Data records for software interfaces
# # # # # # #

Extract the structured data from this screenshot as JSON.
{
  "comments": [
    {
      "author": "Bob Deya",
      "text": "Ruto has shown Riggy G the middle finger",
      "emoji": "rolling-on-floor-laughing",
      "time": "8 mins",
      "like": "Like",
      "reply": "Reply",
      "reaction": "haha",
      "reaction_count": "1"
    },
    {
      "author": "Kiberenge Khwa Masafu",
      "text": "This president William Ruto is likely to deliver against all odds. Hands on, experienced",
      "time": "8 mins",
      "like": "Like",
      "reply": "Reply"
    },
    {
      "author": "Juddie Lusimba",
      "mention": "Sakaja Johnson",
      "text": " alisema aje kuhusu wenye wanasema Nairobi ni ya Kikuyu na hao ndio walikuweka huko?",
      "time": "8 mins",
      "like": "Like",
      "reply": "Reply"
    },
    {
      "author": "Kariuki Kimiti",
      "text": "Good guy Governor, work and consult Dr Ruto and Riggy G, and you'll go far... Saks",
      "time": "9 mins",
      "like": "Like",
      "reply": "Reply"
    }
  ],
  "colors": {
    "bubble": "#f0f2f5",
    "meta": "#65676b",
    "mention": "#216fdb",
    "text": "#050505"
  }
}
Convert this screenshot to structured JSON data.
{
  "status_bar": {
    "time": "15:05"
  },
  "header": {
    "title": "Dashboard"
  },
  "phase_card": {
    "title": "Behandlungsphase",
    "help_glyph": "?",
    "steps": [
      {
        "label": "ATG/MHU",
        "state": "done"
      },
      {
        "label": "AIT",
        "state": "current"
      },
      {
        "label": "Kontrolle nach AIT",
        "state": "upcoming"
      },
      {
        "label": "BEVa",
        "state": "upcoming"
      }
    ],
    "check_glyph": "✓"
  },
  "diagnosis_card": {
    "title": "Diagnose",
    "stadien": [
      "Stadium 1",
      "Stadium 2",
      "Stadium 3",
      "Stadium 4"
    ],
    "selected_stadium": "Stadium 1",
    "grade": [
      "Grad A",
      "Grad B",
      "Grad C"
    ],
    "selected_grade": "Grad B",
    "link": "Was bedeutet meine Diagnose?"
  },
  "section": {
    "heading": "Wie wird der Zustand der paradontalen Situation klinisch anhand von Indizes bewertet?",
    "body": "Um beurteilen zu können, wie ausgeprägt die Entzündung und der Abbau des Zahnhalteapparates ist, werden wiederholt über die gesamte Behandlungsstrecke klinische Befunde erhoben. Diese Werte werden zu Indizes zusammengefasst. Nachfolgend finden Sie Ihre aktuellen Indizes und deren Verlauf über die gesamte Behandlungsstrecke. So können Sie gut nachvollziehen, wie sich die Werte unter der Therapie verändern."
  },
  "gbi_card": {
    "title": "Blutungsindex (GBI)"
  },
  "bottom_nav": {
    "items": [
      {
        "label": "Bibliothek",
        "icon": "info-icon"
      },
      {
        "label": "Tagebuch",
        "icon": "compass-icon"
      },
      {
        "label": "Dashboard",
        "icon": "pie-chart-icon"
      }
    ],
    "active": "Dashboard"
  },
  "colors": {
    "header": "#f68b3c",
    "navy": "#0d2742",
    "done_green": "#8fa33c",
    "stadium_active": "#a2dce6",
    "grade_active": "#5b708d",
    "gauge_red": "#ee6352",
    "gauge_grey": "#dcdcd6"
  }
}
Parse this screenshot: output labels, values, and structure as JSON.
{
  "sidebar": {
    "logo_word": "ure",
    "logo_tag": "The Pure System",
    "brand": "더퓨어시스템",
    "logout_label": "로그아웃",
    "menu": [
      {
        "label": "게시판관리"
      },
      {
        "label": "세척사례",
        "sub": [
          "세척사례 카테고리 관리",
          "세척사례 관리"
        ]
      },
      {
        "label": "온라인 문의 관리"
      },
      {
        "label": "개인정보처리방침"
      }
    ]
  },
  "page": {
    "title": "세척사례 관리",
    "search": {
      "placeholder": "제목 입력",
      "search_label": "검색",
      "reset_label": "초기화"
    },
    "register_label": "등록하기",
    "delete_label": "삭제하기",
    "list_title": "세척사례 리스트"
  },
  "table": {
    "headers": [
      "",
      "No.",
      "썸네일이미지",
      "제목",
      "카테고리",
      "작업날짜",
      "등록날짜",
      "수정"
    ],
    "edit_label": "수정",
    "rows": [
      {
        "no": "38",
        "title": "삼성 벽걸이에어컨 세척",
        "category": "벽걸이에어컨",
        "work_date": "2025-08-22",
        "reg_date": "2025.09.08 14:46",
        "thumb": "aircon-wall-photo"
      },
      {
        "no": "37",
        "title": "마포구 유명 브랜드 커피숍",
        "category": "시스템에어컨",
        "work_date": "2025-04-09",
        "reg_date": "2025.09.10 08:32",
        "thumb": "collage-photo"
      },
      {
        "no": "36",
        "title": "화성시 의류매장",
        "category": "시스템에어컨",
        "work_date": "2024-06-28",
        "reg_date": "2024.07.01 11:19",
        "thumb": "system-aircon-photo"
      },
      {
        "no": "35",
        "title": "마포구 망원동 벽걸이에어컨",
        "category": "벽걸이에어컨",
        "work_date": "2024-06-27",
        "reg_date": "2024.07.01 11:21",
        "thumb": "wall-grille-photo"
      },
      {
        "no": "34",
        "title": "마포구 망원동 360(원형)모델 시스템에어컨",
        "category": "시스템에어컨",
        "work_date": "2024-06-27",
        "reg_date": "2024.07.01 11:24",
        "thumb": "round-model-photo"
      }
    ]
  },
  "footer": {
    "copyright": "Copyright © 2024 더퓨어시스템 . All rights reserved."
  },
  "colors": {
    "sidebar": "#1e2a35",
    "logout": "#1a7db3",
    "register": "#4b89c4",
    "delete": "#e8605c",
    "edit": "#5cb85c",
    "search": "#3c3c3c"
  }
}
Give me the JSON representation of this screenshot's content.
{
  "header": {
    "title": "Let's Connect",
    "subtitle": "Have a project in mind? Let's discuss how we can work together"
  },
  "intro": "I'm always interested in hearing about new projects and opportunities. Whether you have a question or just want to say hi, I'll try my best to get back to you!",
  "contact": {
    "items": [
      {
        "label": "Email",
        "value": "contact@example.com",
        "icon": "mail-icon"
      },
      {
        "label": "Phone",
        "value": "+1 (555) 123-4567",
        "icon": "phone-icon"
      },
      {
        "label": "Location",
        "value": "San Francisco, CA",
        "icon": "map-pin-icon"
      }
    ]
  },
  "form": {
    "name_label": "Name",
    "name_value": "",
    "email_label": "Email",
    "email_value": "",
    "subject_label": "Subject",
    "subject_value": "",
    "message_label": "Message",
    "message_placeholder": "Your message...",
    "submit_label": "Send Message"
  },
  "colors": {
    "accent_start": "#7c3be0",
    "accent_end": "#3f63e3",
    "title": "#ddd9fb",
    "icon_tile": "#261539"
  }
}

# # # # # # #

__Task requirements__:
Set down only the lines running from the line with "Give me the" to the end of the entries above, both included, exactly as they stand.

__Exercise result__:
Give me the JSON representation of this screenshot's content.
{
  "header": {
    "title": "Let's Connect",
    "subtitle": "Have a project in mind? Let's discuss how we can work together"
  },
  "intro": "I'm always interested in hearing about new projects and opportunities. Whether you have a question or just want to say hi, I'll try my best to get back to you!",
  "contact": {
    "items": [
      {
        "label": "Email",
        "value": "contact@example.com",
        "icon": "mail-icon"
      },
      {
        "label": "Phone",
        "value": "+1 (555) 123-4567",
        "icon": "phone-icon"
      },
      {
        "label": "Location",
        "value": "San Francisco, CA",
        "icon": "map-pin-icon"
      }
    ]
  },
  "form": {
    "name_label": "Name",
    "name_value": "",
    "email_label": "Email",
    "email_value": "",
    "subject_label": "Subject",
    "subject_value": "",
    "message_label": "Message",
    "message_placeholder": "Your message...",
    "submit_label": "Send Message"
  },
  "colors": {
    "accent_start": "#7c3be0",
    "accent_end": "#3f63e3",
    "title": "#ddd9fb",
    "icon_tile": "#261539"
  }
}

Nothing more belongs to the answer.